The Larger Implications of the Target Data Breach


The massive data breach that occurred at Target stores at the beginning of the holiday season was thought to affect 40 million customers.

With estimates expanded Friday to more than 100 million, it’s believed that names, mailing addresses, phone numbers and email addresses have been compromised along with credit and debit card numbers.

The questions now are, "Is this attack different than other security breaches?" and "What should a person do who has been affected by this type of a security breach?" Answering these questions are Andy Tornasi, a Federal Project Manager for Tiversa, and Orion Czarnecki, a Cyber Forensic Analyst at Tiversa.

Tornasi says this breach is different from any case he has dealt with in the past.

“This is the first time that I ever heard of malware affecting the point of sale for a particular store."

Czarnecki has this advice for those who were affected by the Target breach or the recent breach at Neiman Marcus stores.

“If you expect that you’ve been part of a breach, if you expect that you’ve seen some indication that you’re part of a compromise such as this: first of all check your statements, go over line by line your bank account, login, see where it's at, see what you’re seeing on your credit card statement at the end of the month, and call your card issuer. Target was very responsive early on when they finally came out with the news of this, with who to call.
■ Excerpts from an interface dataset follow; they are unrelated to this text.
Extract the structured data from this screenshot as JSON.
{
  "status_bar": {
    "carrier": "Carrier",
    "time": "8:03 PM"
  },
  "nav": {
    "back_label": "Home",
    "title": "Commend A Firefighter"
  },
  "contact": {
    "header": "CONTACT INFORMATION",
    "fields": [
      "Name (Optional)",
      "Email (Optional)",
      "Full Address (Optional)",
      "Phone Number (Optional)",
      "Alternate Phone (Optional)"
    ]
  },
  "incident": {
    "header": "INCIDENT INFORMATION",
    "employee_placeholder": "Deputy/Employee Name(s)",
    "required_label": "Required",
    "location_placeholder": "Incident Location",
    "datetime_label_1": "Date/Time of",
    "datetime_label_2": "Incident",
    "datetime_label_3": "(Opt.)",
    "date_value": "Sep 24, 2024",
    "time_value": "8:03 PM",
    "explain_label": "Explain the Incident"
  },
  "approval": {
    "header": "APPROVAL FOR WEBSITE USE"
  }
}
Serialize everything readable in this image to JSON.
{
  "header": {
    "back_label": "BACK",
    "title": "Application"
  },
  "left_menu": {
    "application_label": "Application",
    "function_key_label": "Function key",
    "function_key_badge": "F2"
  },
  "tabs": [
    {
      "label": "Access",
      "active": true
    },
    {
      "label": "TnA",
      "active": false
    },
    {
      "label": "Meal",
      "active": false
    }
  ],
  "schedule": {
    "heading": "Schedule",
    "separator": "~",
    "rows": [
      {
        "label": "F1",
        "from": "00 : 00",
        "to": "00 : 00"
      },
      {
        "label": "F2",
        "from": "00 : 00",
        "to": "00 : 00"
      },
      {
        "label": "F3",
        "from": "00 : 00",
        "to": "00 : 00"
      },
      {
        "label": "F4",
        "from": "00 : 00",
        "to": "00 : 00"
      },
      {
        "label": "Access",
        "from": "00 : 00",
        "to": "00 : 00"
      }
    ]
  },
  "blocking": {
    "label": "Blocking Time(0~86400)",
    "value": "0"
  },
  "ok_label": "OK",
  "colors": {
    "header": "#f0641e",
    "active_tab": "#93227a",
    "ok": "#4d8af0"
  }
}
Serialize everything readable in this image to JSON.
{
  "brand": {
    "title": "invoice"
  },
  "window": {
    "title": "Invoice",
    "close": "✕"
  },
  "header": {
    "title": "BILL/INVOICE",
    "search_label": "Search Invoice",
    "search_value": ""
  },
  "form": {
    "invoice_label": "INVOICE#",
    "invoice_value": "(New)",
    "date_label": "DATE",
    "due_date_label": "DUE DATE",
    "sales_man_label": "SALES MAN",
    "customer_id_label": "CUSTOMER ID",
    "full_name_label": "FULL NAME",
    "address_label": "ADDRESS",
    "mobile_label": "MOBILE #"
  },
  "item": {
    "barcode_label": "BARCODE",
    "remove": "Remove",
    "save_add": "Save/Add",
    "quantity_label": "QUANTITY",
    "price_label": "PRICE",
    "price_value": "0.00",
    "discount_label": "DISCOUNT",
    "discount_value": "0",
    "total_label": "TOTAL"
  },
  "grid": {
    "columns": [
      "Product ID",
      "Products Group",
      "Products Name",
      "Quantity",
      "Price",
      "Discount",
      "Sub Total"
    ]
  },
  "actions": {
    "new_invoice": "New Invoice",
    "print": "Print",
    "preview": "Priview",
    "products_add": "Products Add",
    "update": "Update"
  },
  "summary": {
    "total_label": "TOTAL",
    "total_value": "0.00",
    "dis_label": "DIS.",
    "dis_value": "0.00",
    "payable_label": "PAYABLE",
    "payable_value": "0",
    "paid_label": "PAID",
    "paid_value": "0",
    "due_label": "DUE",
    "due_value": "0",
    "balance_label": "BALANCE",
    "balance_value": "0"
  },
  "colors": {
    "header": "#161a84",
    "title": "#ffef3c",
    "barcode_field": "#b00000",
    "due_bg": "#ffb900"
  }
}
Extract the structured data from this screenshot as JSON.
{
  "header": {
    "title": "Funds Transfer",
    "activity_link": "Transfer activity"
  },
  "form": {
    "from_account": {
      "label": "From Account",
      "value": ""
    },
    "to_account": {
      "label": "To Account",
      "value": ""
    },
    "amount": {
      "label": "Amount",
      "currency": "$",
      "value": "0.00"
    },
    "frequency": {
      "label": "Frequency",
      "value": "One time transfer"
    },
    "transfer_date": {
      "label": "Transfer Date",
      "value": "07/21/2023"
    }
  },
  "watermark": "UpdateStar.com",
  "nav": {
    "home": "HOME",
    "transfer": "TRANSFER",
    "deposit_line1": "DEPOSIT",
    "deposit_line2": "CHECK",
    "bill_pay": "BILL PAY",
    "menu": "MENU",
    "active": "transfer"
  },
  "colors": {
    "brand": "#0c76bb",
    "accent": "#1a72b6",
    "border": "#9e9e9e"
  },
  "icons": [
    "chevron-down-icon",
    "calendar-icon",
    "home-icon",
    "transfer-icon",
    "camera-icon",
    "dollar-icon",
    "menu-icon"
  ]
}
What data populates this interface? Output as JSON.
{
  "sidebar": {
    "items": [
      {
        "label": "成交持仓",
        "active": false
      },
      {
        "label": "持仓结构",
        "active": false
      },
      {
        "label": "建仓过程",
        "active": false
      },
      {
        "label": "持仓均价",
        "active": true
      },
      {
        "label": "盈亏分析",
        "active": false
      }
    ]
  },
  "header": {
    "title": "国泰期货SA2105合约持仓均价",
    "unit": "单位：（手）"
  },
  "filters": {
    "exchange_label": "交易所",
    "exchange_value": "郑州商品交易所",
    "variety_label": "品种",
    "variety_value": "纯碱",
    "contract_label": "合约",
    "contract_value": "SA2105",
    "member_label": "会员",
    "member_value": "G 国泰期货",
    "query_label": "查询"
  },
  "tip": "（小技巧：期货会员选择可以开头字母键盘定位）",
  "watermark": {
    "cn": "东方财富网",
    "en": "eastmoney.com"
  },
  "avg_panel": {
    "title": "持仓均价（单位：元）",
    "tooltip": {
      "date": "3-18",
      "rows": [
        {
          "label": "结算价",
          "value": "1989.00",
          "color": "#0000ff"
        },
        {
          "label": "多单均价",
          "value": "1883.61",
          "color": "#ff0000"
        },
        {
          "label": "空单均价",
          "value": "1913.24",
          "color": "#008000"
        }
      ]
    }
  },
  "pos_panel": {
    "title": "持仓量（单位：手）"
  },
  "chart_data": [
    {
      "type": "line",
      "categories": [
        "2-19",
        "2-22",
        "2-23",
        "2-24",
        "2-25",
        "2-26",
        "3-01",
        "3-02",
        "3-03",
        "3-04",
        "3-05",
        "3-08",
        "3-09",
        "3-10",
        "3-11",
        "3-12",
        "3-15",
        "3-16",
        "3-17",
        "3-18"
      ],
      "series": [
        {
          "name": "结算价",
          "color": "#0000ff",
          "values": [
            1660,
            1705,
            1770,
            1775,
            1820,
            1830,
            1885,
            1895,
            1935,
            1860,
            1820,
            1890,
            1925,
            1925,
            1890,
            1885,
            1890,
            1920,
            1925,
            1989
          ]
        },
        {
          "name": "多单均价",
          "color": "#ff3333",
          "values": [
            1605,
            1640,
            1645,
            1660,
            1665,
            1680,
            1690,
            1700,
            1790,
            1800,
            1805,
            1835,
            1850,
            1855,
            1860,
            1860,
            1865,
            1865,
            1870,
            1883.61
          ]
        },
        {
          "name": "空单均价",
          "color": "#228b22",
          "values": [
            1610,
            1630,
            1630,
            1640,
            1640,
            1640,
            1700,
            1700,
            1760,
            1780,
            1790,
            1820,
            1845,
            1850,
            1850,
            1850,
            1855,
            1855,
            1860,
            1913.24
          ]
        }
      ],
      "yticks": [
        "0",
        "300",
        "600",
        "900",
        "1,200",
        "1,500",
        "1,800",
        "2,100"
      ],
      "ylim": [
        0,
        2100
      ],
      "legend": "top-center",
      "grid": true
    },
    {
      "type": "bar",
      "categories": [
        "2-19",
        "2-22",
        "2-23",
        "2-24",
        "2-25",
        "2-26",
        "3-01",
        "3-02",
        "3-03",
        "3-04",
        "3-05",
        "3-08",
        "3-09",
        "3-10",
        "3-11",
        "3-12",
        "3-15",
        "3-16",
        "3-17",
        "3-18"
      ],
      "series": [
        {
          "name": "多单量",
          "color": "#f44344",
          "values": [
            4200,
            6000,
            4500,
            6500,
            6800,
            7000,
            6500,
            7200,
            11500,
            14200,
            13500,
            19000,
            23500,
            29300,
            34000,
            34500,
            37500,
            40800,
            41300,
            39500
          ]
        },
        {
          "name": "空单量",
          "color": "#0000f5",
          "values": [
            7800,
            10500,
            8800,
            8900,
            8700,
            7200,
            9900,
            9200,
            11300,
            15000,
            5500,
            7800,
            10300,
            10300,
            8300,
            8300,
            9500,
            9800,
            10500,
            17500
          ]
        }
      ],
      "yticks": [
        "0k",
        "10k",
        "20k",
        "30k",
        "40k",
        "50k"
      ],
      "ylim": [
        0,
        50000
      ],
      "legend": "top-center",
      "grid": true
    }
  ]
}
They provided an 800 number that consumers can call to see if they’ve been affected.”

Answers to frequently asked questions about the Target data breach can be found here.